What this task involves: Check every line below, and copy those that include "Score".

*** Opening of Records for this task ***

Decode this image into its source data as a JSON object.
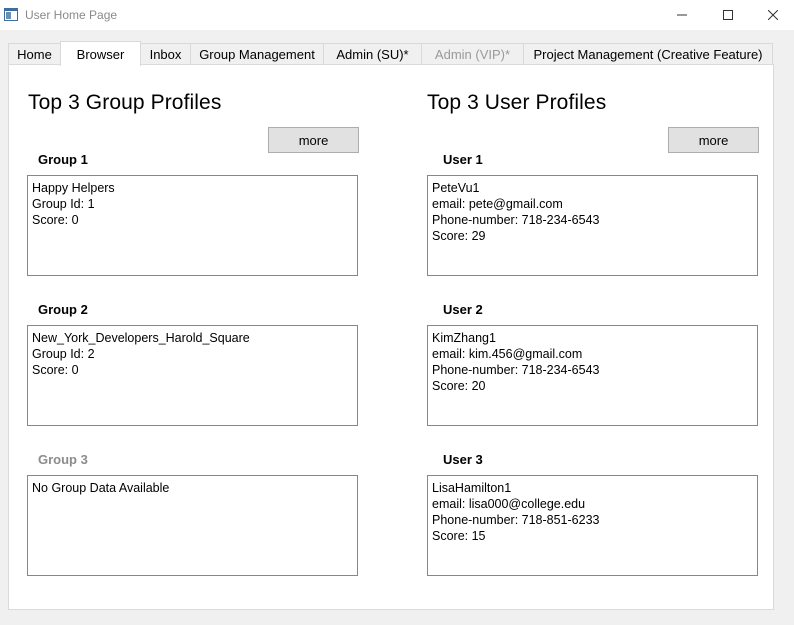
{
  "window": {
    "title": "User Home Page"
  },
  "tabs": [
    {
      "label": "Home",
      "state": "normal"
    },
    {
      "label": "Browser",
      "state": "active"
    },
    {
      "label": "Inbox",
      "state": "normal"
    },
    {
      "label": "Group Management",
      "state": "normal"
    },
    {
      "label": "Admin (SU)*",
      "state": "normal"
    },
    {
      "label": "Admin (VIP)*",
      "state": "disabled"
    },
    {
      "label": "Project Management (Creative Feature)",
      "state": "normal"
    }
  ],
  "groups_section": {
    "title": "Top 3 Group Profiles",
    "more_label": "more",
    "items": [
      {
        "label": "Group 1",
        "lines": [
          "Happy Helpers",
          "Group Id: 1",
          "Score: 0"
        ],
        "enabled": true
      },
      {
        "label": "Group 2",
        "lines": [
          "New_York_Developers_Harold_Square",
          "Group Id: 2",
          "Score: 0"
        ],
        "enabled": true
      },
      {
        "label": "Group 3",
        "lines": [
          "No Group Data Available"
        ],
        "enabled": false
      }
    ]
  },
  "users_section": {
    "title": "Top 3 User Profiles",
    "more_label": "more",
    "items": [
      {
        "label": "User 1",
        "lines": [
          "PeteVu1",
          "email: pete@gmail.com",
          "Phone-number: 718-234-6543",
          "Score: 29"
        ],
        "enabled": true
      },
      {
        "label": "User 2",
        "lines": [
          "KimZhang1",
          "email: kim.456@gmail.com",
          "Phone-number: 718-234-6543",
          "Score: 20"
        ],
        "enabled": true
      },
      {
        "label": "User 3",
        "lines": [
          "LisaHamilton1",
          "email: lisa000@college.edu",
          "Phone-number: 718-851-6233",
          "Score: 15"
        ],
        "enabled": true
      }
    ]
  },
  "icons": {
    "app": "window-app-icon",
    "minimize": "minimize-icon",
    "maximize": "maximize-icon",
    "close": "close-icon"
  },
  "colors": {
    "disabled_text": "#8c8c8c",
    "button_face": "#e1e1e1",
    "panel_background": "#ffffff"
  }
}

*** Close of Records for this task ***

Exercise response:
          "Score: 0"
          "Score: 0"
          "Score: 29"
          "Score: 20"
          "Score: 15"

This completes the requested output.